At the same time though, continuing respect for and inclusion of Muslims is incredibly important, both practically and morally. They have absolutely nothing to do with this, and any response must not be aimed at them. It is too easy to allow ourselves to be caught up in anti-Muslim sentiment, and we must make the right distinction between Muslims and the group which perverts and twists their faith. It is an organization despised by almost everyone, with nothing to offer the world but hate. Again, for them, there can be no tolerance.

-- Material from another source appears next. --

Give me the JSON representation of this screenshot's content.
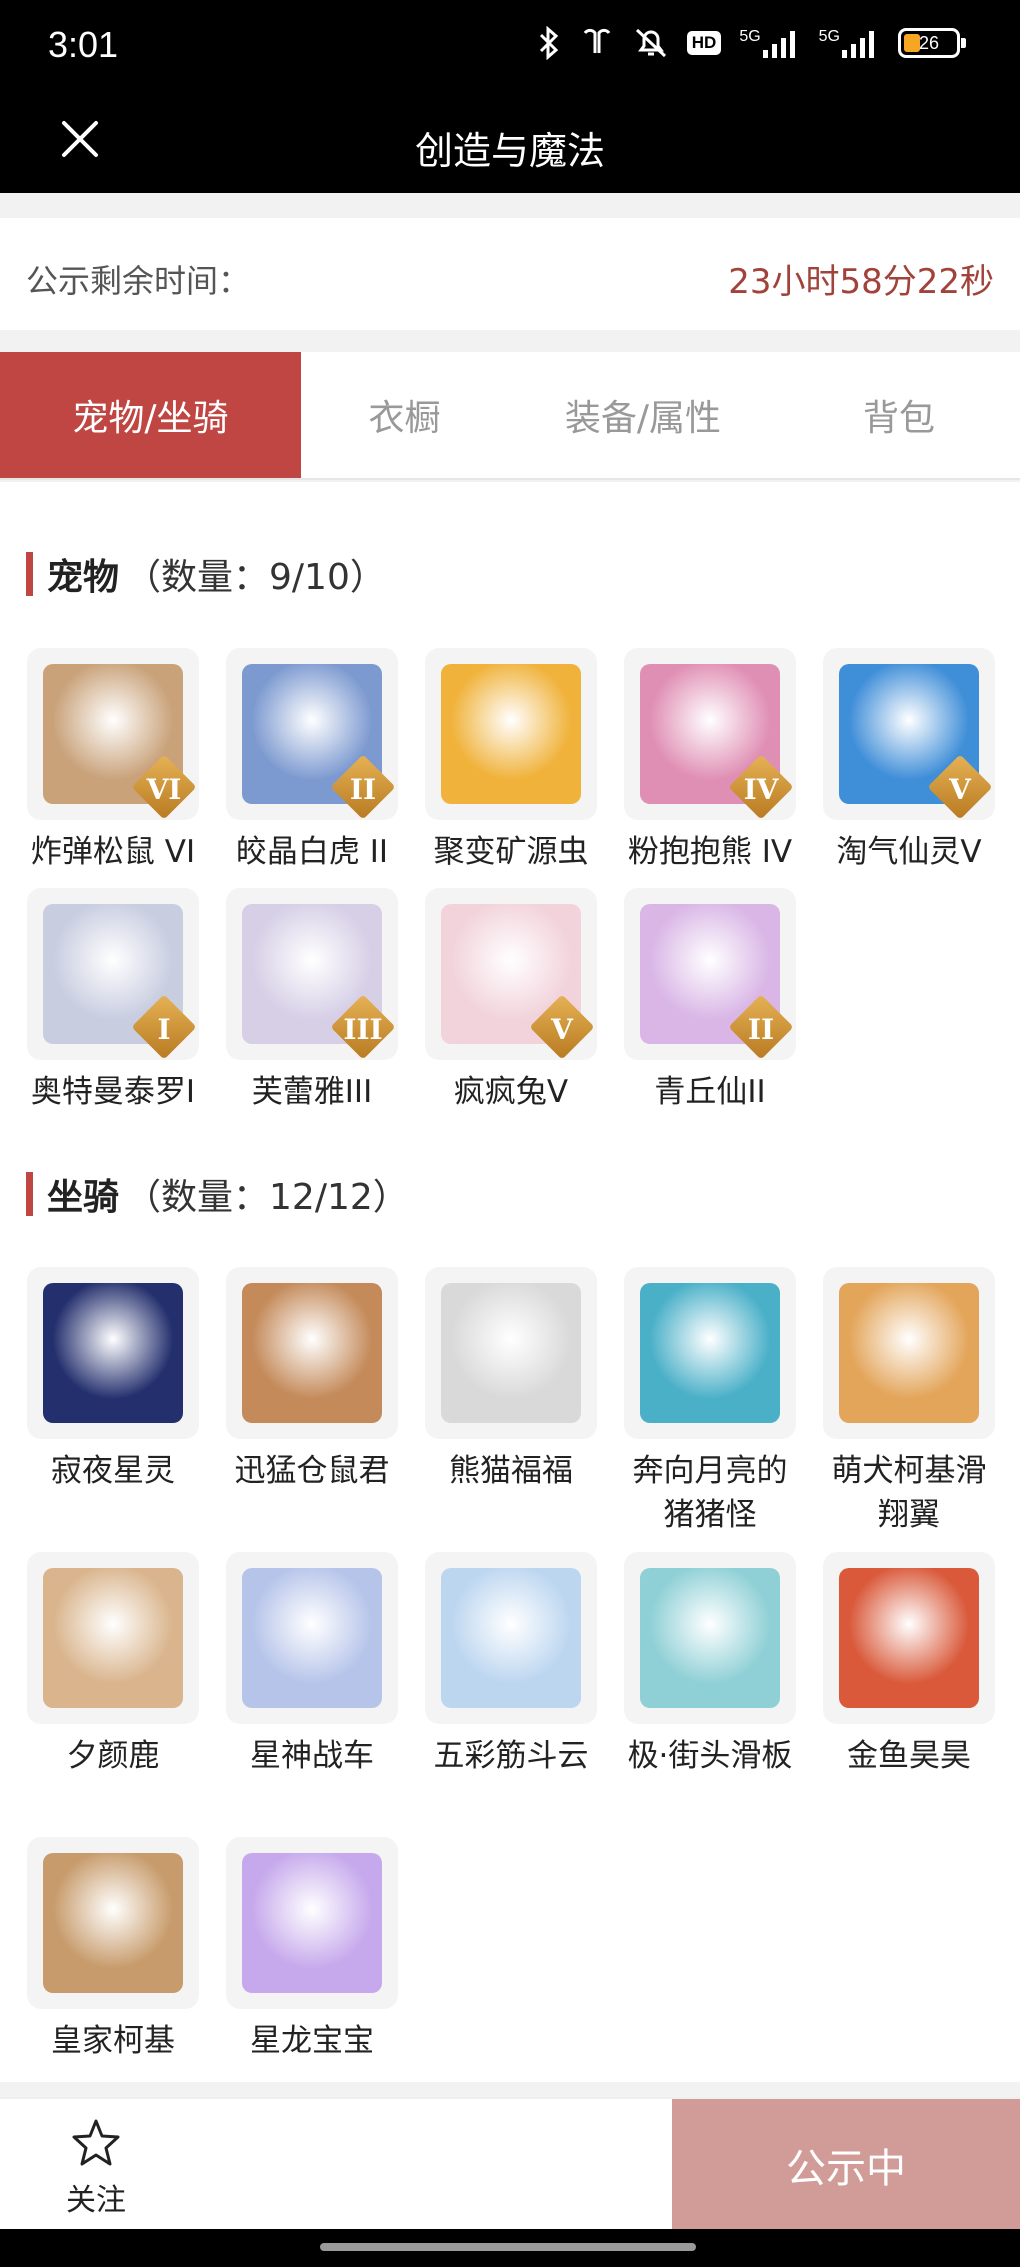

Destroying Islamic State by no means easy, as I’ve pointed out many times on this blog. But the events in Paris make painfully clear how quickly the cost of letting the Syrian Civil War run on can spread across the world. There are few good answers to the situation in Iraq and Syria, but the West must truly engage in helping to bring peace to these states, not just bombing them, no matter how complex this will be. If the killings in Paris can help eventually bring an end to one of the worst wars of the 21st century, maybe some good can come out of this evil.

I might significantly revise my opinion on some of this in the coming days and weeks, but this is what I’m thinking now. Besides, it’s always useful to get ideas out of my head and on to paper.

Jeremy Corbyn – The left seizes power

Today Britain’s Labour party elected their most unapologetic and uncompromising left-wing leader in (at least) decades. Winning by a massive majority over his centrist opponents, Jeremy Corbyn is now the official opposition leader to David Cameron’s government. He may not actually be in power, but he will make a massive difference to British politics. So what does Corbyn stand for? What does his election say about British voters? And why does any of this matter? Continue reading